Each of the records that follow needs an exact reproduction.
**** EXTRACTED DATA
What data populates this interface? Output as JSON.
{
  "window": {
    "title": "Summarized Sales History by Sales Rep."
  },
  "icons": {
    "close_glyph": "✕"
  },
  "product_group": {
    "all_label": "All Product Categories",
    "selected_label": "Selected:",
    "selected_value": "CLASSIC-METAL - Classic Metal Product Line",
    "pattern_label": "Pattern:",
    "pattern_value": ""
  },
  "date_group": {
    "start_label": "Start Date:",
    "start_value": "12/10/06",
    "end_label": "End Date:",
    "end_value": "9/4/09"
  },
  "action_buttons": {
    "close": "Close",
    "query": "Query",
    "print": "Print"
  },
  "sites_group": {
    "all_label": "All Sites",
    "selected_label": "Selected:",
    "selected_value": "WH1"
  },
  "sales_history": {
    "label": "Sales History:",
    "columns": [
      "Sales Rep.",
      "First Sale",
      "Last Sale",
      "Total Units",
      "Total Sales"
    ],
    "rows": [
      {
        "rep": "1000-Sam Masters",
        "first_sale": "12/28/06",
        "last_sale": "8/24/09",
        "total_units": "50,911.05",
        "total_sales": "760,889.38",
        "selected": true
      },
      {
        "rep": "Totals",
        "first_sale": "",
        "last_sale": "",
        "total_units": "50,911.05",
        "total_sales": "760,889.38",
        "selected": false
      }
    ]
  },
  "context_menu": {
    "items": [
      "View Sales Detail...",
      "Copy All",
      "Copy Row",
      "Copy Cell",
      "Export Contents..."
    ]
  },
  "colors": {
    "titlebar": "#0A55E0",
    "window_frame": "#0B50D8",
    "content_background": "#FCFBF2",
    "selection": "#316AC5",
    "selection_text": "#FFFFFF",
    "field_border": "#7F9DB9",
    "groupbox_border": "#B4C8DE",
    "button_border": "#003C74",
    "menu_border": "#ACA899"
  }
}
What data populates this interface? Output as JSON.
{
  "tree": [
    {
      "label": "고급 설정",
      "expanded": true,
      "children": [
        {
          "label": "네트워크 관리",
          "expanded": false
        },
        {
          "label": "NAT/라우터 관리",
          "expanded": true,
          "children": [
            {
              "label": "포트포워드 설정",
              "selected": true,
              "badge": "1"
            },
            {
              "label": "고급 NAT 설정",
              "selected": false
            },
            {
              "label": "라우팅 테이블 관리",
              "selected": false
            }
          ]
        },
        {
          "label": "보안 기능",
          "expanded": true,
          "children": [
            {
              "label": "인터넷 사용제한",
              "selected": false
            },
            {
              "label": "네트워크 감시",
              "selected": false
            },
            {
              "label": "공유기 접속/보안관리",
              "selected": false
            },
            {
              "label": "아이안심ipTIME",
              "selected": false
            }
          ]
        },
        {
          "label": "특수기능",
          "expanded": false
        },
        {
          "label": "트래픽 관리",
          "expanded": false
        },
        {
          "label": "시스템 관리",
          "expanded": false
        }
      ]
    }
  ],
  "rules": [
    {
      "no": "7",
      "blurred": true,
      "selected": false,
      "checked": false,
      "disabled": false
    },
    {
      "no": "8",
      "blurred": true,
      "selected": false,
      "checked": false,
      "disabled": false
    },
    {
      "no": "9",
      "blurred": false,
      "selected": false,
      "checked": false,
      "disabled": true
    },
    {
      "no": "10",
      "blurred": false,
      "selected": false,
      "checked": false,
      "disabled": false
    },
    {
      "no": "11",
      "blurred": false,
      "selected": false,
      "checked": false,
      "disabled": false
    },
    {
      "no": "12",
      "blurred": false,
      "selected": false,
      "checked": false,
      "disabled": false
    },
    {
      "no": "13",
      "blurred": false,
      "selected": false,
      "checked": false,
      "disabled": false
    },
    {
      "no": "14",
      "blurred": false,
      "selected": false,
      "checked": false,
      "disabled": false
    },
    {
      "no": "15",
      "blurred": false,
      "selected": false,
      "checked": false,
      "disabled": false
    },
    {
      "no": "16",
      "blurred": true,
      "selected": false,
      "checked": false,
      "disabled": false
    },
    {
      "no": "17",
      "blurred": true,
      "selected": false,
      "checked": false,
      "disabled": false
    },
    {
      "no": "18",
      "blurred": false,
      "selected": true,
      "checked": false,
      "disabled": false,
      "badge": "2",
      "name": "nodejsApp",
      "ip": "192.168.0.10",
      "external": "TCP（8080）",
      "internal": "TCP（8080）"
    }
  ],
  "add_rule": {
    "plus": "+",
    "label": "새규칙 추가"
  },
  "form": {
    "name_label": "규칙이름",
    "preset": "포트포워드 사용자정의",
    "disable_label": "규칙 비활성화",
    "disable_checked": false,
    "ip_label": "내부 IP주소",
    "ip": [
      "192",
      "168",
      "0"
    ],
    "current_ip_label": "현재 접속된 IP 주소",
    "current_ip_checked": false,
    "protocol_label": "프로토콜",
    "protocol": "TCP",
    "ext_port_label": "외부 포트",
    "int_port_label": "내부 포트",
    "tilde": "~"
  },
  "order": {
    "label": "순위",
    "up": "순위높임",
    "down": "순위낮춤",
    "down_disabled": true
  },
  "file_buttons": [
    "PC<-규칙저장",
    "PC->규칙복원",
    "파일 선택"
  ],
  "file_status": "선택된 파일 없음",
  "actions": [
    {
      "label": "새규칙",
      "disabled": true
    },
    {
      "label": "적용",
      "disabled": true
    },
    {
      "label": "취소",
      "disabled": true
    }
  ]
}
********
▶ _EXERCISE OUTPUT_
What data populates this interface? Output as JSON.
{
  "window": {
    "title": "Summarized Sales History by Sales Rep."
  },
  "icons": {
    "close_glyph": "✕"
  },
  "product_group": {
    "all_label": "All Product Categories",
    "selected_label": "Selected:",
    "selected_value": "CLASSIC-METAL - Classic Metal Product Line",
    "pattern_label": "Pattern:",
    "pattern_value": ""
  },
  "date_group": {
    "start_label": "Start Date:",
    "start_value": "12/10/06",
    "end_label": "End Date:",
    "end_value": "9/4/09"
  },
  "action_buttons": {
    "close": "Close",
    "query": "Query",
    "print": "Print"
  },
  "sites_group": {
    "all_label": "All Sites",
    "selected_label": "Selected:",
    "selected_value": "WH1"
  },
  "sales_history": {
    "label": "Sales History:",
    "columns": [
      "Sales Rep.",
      "First Sale",
      "Last Sale",
      "Total Units",
      "Total Sales"
    ],
    "rows": [
      {
        "rep": "1000-Sam Masters",
        "first_sale": "12/28/06",
        "last_sale": "8/24/09",
        "total_units": "50,911.05",
        "total_sales": "760,889.38",
        "selected": true
      },
      {
        "rep": "Totals",
        "first_sale": "",
        "last_sale": "",
        "total_units": "50,911.05",
        "total_sales": "760,889.38",
        "selected": false
      }
    ]
  },
  "context_menu": {
    "items": [
      "View Sales Detail...",
      "Copy All",
      "Copy Row",
      "Copy Cell",
      "Export Contents..."
    ]
  },
  "colors": {
    "titlebar": "#0A55E0",
    "window_frame": "#0B50D8",
    "content_background": "#FCFBF2",
    "selection": "#316AC5",
    "selection_text": "#FFFFFF",
    "field_border": "#7F9DB9",
    "groupbox_border": "#B4C8DE",
    "button_border": "#003C74",
    "menu_border": "#ACA899"
  }
}
What data populates this interface? Output as JSON.
{
  "tree": [
    {
      "label": "고급 설정",
      "expanded": true,
      "children": [
        {
          "label": "네트워크 관리",
          "expanded": false
        },
        {
          "label": "NAT/라우터 관리",
          "expanded": true,
          "children": [
            {
              "label": "포트포워드 설정",
              "selected": true,
              "badge": "1"
            },
            {
              "label": "고급 NAT 설정",
              "selected": false
            },
            {
              "label": "라우팅 테이블 관리",
              "selected": false
            }
          ]
        },
        {
          "label": "보안 기능",
          "expanded": true,
          "children": [
            {
              "label": "인터넷 사용제한",
              "selected": false
            },
            {
              "label": "네트워크 감시",
              "selected": false
            },
            {
              "label": "공유기 접속/보안관리",
              "selected": false
            },
            {
              "label": "아이안심ipTIME",
              "selected": false
            }
          ]
        },
        {
          "label": "특수기능",
          "expanded": false
        },
        {
          "label": "트래픽 관리",
          "expanded": false
        },
        {
          "label": "시스템 관리",
          "expanded": false
        }
      ]
    }
  ],
  "rules": [
    {
      "no": "7",
      "blurred": true,
      "selected": false,
      "checked": false,
      "disabled": false
    },
    {
      "no": "8",
      "blurred": true,
      "selected": false,
      "checked": false,
      "disabled": false
    },
    {
      "no": "9",
      "blurred": false,
      "selected": false,
      "checked": false,
      "disabled": true
    },
    {
      "no": "10",
      "blurred": false,
      "selected": false,
      "checked": false,
      "disabled": false
    },
    {
      "no": "11",
      "blurred": false,
      "selected": false,
      "checked": false,
      "disabled": false
    },
    {
      "no": "12",
      "blurred": false,
      "selected": false,
      "checked": false,
      "disabled": false
    },
    {
      "no": "13",
      "blurred": false,
      "selected": false,
      "checked": false,
      "disabled": false
    },
    {
      "no": "14",
      "blurred": false,
      "selected": false,
      "checked": false,
      "disabled": false
    },
    {
      "no": "15",
      "blurred": false,
      "selected": false,
      "checked": false,
      "disabled": false
    },
    {
      "no": "16",
      "blurred": true,
      "selected": false,
      "checked": false,
      "disabled": false
    },
    {
      "no": "17",
      "blurred": true,
      "selected": false,
      "checked": false,
      "disabled": false
    },
    {
      "no": "18",
      "blurred": false,
      "selected": true,
      "checked": false,
      "disabled": false,
      "badge": "2",
      "name": "nodejsApp",
      "ip": "192.168.0.10",
      "external": "TCP（8080）",
      "internal": "TCP（8080）"
    }
  ],
  "add_rule": {
    "plus": "+",
    "label": "새규칙 추가"
  },
  "form": {
    "name_label": "규칙이름",
    "preset": "포트포워드 사용자정의",
    "disable_label": "규칙 비활성화",
    "disable_checked": false,
    "ip_label": "내부 IP주소",
    "ip": [
      "192",
      "168",
      "0"
    ],
    "current_ip_label": "현재 접속된 IP 주소",
    "current_ip_checked": false,
    "protocol_label": "프로토콜",
    "protocol": "TCP",
    "ext_port_label": "외부 포트",
    "int_port_label": "내부 포트",
    "tilde": "~"
  },
  "order": {
    "label": "순위",
    "up": "순위높임",
    "down": "순위낮춤",
    "down_disabled": true
  },
  "file_buttons": [
    "PC<-규칙저장",
    "PC->규칙복원",
    "파일 선택"
  ],
  "file_status": "선택된 파일 없음",
  "actions": [
    {
      "label": "새규칙",
      "disabled": true
    },
    {
      "label": "적용",
      "disabled": true
    },
    {
      "label": "취소",
      "disabled": true
    }
  ]
}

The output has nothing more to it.